--- Available data Enclosed Below ---
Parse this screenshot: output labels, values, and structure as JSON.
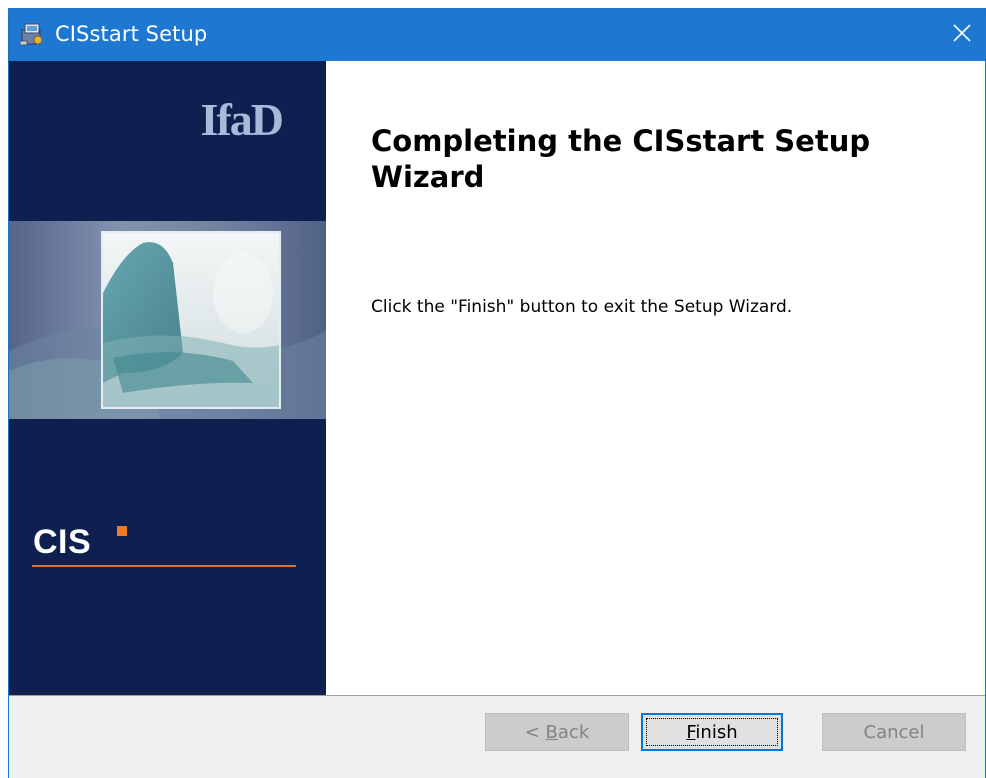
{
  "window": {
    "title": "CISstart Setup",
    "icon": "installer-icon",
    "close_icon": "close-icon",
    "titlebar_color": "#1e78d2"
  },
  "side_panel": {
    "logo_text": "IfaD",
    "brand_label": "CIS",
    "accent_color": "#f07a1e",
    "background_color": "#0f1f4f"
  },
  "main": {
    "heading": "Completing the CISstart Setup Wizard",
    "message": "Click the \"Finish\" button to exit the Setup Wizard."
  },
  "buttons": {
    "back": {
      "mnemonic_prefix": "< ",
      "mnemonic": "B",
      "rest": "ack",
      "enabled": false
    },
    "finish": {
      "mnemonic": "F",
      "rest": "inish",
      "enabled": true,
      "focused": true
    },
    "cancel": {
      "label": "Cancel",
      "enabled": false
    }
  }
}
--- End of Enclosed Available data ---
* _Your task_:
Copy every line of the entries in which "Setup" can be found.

* _Answer below_:
    "title": "CISstart Setup",
    "heading": "Completing the CISstart Setup Wizard",
    "message": "Click the \"Finish\" button to exit the Setup Wizard."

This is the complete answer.